Frequently Asked Questions on Food Contact Notifications: Chemical Requirements
How should migration test results be validated?
To properly validate migration study results, the notifier should use an extract from the control sample (sample made without the test substance) or use the extract from a replicate test sample. The extracts should then be spiked, prior to work up. For non-detected analyses, the extract should be spiked at the level of detection. For detected analyses, the extract should be spiked with 1/2 times, 1 times, and 2 times the level of detection. Finally, validation analyses should be conducted in triplicate.
Should time and temperature conditions be considered?
It is well known that both time and temperature affect migration. For food packaging generally, migration studies usually involve two phases: a simulation of initial thermal processing of the packaged food (e.g., hot-filling), and a simulation of shelf storage that is accomplished by accelerated short-term testing. FDA's recommendations for migration testing include default times and temperatures that correspond to the most common actual use conditions.
What chemistry information is required in a Food-Contact Notification?
Generally speaking, a Food Contact Notification should include:
- The chemical identity of the food-contact substance;
- Manufacturing information (raw materials used, time and temperatures, purification processes, and impurity levels);
- Information on the properties of the food-contact substance and specifications (e.g., molecular weight, viscosity);
- Use level and conditions of use;
- The intended technical effect of the food-contact substance (e.g., enhances the oxygen barrier properties of a material);
- A determination of how much of the food-contact substance is expected to be present in the contacted food (e.g., analysis of food, migration studies, or modeling); and
- An exposure estimate.
What food-simulating solvents should be used in a migration study?
Although analyses of actual foods is permissible under FDA's Guidance for Industry ? Preparation of Premarket Notifications for Food-Contact Substances: Chemistry Recommendations, such media often pose practical problems with the testing. For aqueous acidic, and low alcohol (less than 15%) foods, 10% ethanol is the appropriate solvent to use. For high alcohol foods, 50% ethanol. And, to simulate fatty foods, FDA suggests using food oil or synthetic fat (Miglyol 812 or HB307), or, alternatively, 95% ethanol for polyolefins, and 50% ethanol for rigid polyvinyl chloride, polystyrene, polyesters, and polycarbonate.
What should be considered in preparing test samples for migration studies?
The form of the test samples plays an important role in the interpretation of migration results. If using a polymer, the properties of the polymer should be considered. The notifier should choose representative or worst-case properties for testing. If possible, actual food-contact articles or portions thereof (e.g., container walls), or test plaques should be used. In addition, the food-contact substance should be present in the samples at the maximum use level. Depending on the intended use, the notifier may want to use a single or double-sided migration cell.
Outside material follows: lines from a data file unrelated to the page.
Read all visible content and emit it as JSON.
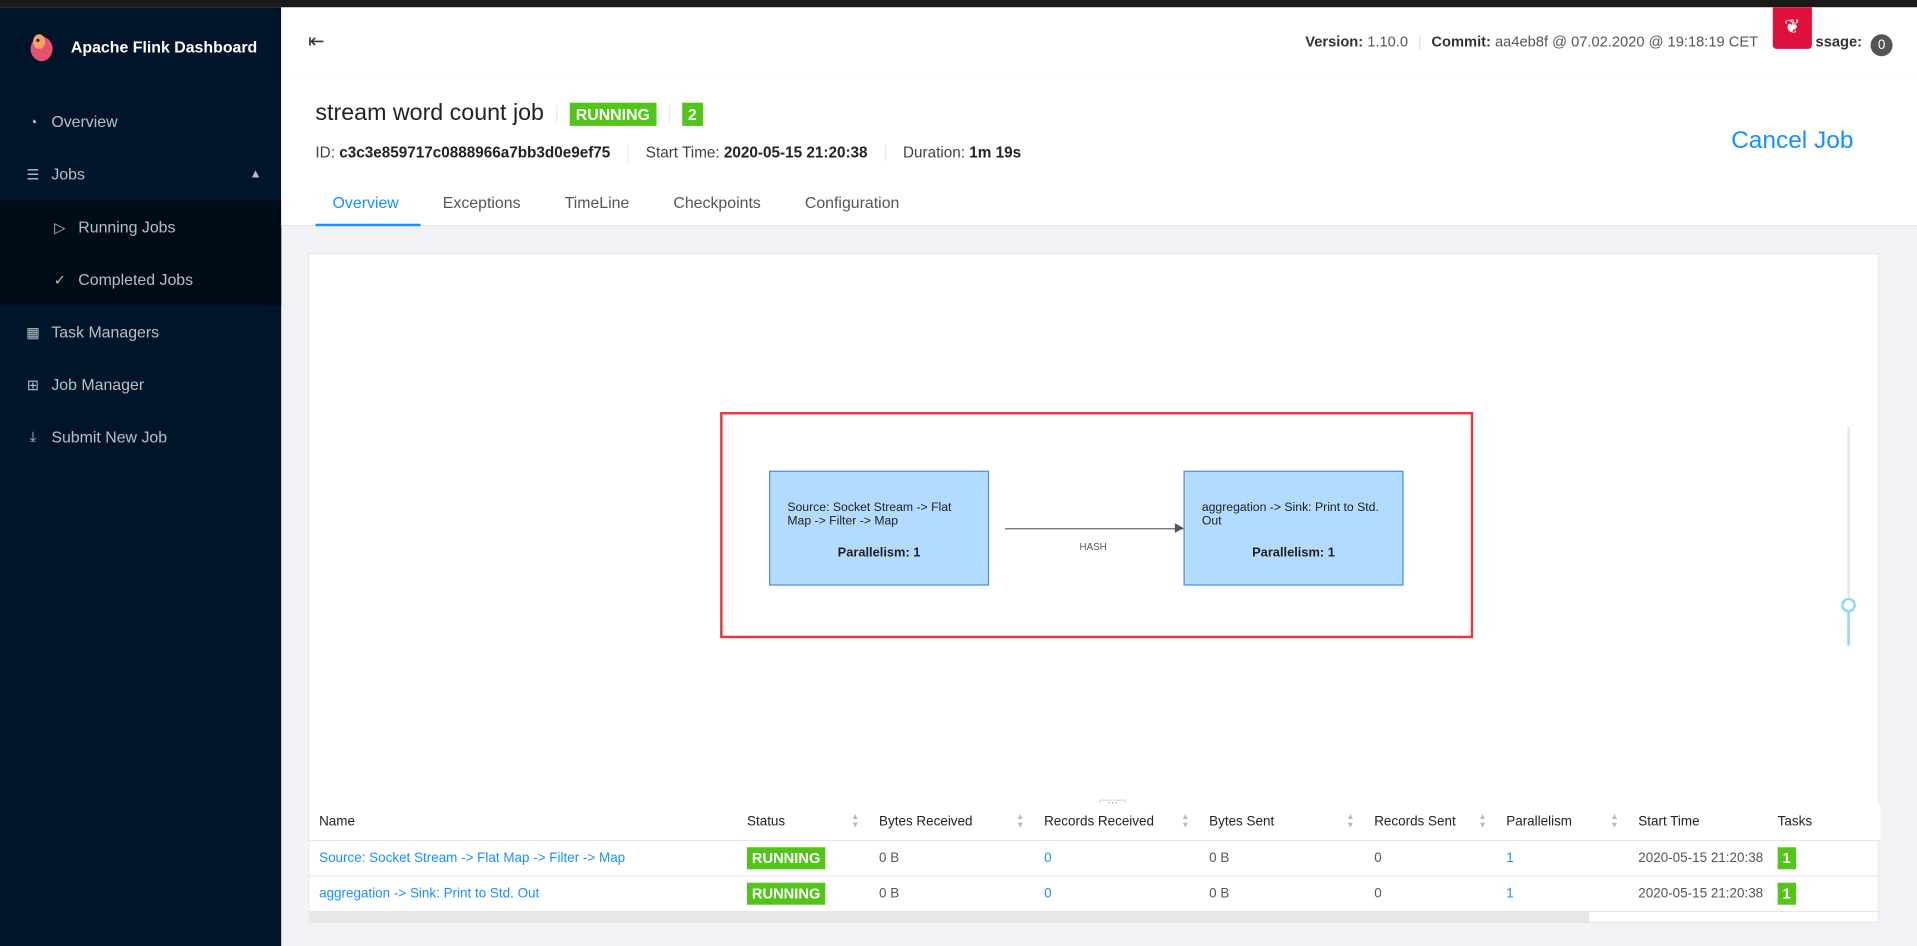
{
  "app": {
    "title": "Apache Flink Dashboard"
  },
  "sidebar": {
    "items": [
      {
        "label": "Overview",
        "icon": "dashboard-icon"
      },
      {
        "label": "Jobs",
        "icon": "list-icon",
        "expanded": true
      },
      {
        "label": "Running Jobs",
        "icon": "play-circle-icon"
      },
      {
        "label": "Completed Jobs",
        "icon": "check-circle-icon"
      },
      {
        "label": "Task Managers",
        "icon": "calendar-icon"
      },
      {
        "label": "Job Manager",
        "icon": "cluster-icon"
      },
      {
        "label": "Submit New Job",
        "icon": "upload-icon"
      }
    ]
  },
  "header": {
    "version_label": "Version:",
    "version": "1.10.0",
    "commit_label": "Commit:",
    "commit": "aa4eb8f @ 07.02.2020 @ 19:18:19 CET",
    "message_label": "ssage:",
    "message_count": "0"
  },
  "job": {
    "name": "stream word count job",
    "status": "RUNNING",
    "count": "2",
    "id_label": "ID:",
    "id": "c3c3e859717c0888966a7bb3d0e9ef75",
    "start_label": "Start Time:",
    "start": "2020-05-15 21:20:38",
    "duration_label": "Duration:",
    "duration": "1m 19s",
    "cancel": "Cancel Job"
  },
  "tabs": [
    "Overview",
    "Exceptions",
    "TimeLine",
    "Checkpoints",
    "Configuration"
  ],
  "graph": {
    "nodes": [
      {
        "label": "Source: Socket Stream -> Flat Map -> Filter -> Map",
        "parallelism": "Parallelism: 1"
      },
      {
        "label": "aggregation -> Sink: Print to Std. Out",
        "parallelism": "Parallelism: 1"
      }
    ],
    "edge_label": "HASH",
    "zoom_level": 0.2,
    "highlight_color": "#e53935"
  },
  "table": {
    "columns": [
      "Name",
      "Status",
      "Bytes Received",
      "Records Received",
      "Bytes Sent",
      "Records Sent",
      "Parallelism",
      "Start Time",
      "Tasks"
    ],
    "rows": [
      [
        "Source: Socket Stream -> Flat Map -> Filter -> Map",
        "RUNNING",
        "0 B",
        "0",
        "0 B",
        "0",
        "1",
        "2020-05-15 21:20:38",
        "1"
      ],
      [
        "aggregation -> Sink: Print to Std. Out",
        "RUNNING",
        "0 B",
        "0",
        "0 B",
        "0",
        "1",
        "2020-05-15 21:20:38",
        "1"
      ]
    ]
  },
  "colors": {
    "accent": "#1890ff",
    "running": "#52c41a",
    "sidebar": "#001529"
  }
}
The single-side migration cell (where only one side of the sample is exposed to solvent) is appropriate if the food-contact substance will be applied to a substrate and the notifier is interested in establishing whether the substrate provides a functional barrier to migration of the food-contact substance.
What should be included in a migration study report submitted with an FCN?
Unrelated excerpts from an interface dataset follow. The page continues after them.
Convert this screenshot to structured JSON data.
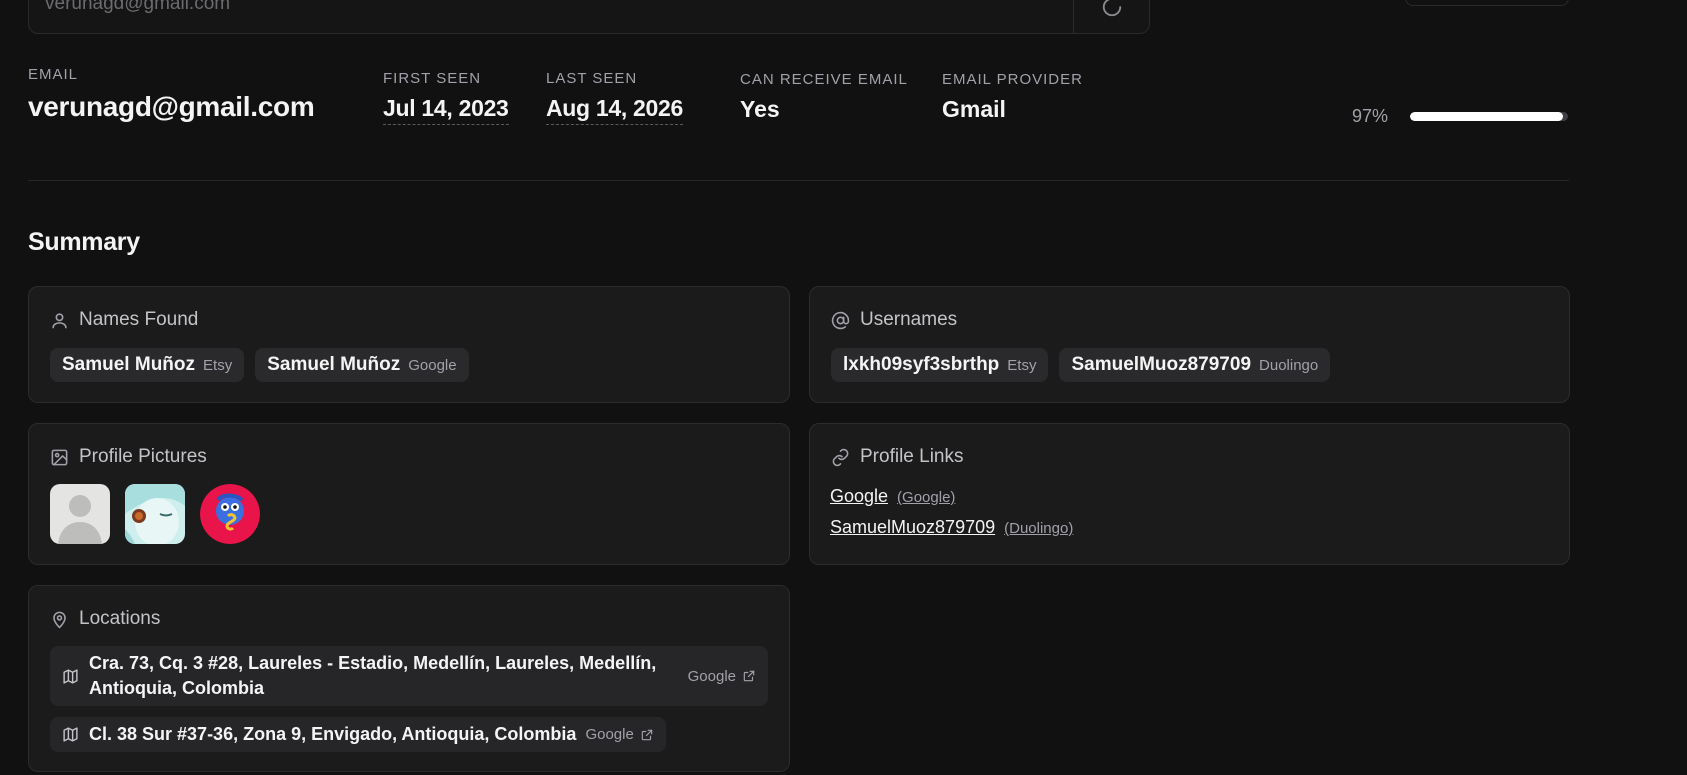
{
  "search": {
    "value": "verunagd@gmail.com",
    "refresh_icon": "refresh-icon"
  },
  "stats": {
    "email": {
      "label": "EMAIL",
      "value": "verunagd@gmail.com"
    },
    "first_seen": {
      "label": "FIRST SEEN",
      "value": "Jul 14, 2023"
    },
    "last_seen": {
      "label": "LAST SEEN",
      "value": "Aug 14, 2026"
    },
    "can_receive": {
      "label": "CAN RECEIVE EMAIL",
      "value": "Yes"
    },
    "provider": {
      "label": "EMAIL PROVIDER",
      "value": "Gmail"
    },
    "score": {
      "label": "97%",
      "value": 0.97
    }
  },
  "summary": {
    "title": "Summary",
    "names": {
      "title": "Names Found",
      "icon": "user-icon",
      "items": [
        {
          "name": "Samuel Muñoz",
          "source": "Etsy"
        },
        {
          "name": "Samuel Muñoz",
          "source": "Google"
        }
      ]
    },
    "usernames": {
      "title": "Usernames",
      "icon": "at-sign-icon",
      "items": [
        {
          "name": "lxkh09syf3sbrthp",
          "source": "Etsy"
        },
        {
          "name": "SamuelMuoz879709",
          "source": "Duolingo"
        }
      ]
    },
    "pictures": {
      "title": "Profile Pictures",
      "icon": "image-icon",
      "items": [
        "default-profile-avatar",
        "anime-girl-avatar",
        "duolingo-avatar"
      ]
    },
    "links": {
      "title": "Profile Links",
      "icon": "link-icon",
      "items": [
        {
          "label": "Google",
          "source": "(Google)"
        },
        {
          "label": "SamuelMuoz879709",
          "source": "(Duolingo)"
        }
      ]
    },
    "locations": {
      "title": "Locations",
      "icon": "map-pin-icon",
      "items": [
        {
          "address": "Cra. 73, Cq. 3 #28, Laureles - Estadio, Medellín, Laureles, Medellín, Antioquia, Colombia",
          "source": "Google"
        },
        {
          "address": "Cl. 38 Sur #37-36, Zona 9, Envigado, Antioquia, Colombia",
          "source": "Google"
        }
      ]
    }
  },
  "colors": {
    "background": "#111111",
    "card": "#1b1b1c",
    "chip": "#2a2a2c",
    "accent": "#ffffff"
  }
}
The testing should be described in detail, including sample preparation, experimental design, analytical or test methods, and validation procedures. The report should show representative calculations and include calibration curves. Representative chromatograms should also be included in the report. Generally, the results should be reported in units of amount per surface area, e.g., mg/in².
Why does the FDA require specifications and supporting analytical data?
Specifications are critical in identifying and demonstrating control of impurity levels (e.g., carcinogenic contaminants), and physical properties of the food-contact substance. Specifications ensure that the food-contact substance, when tested, will be equivalent to that which is sold.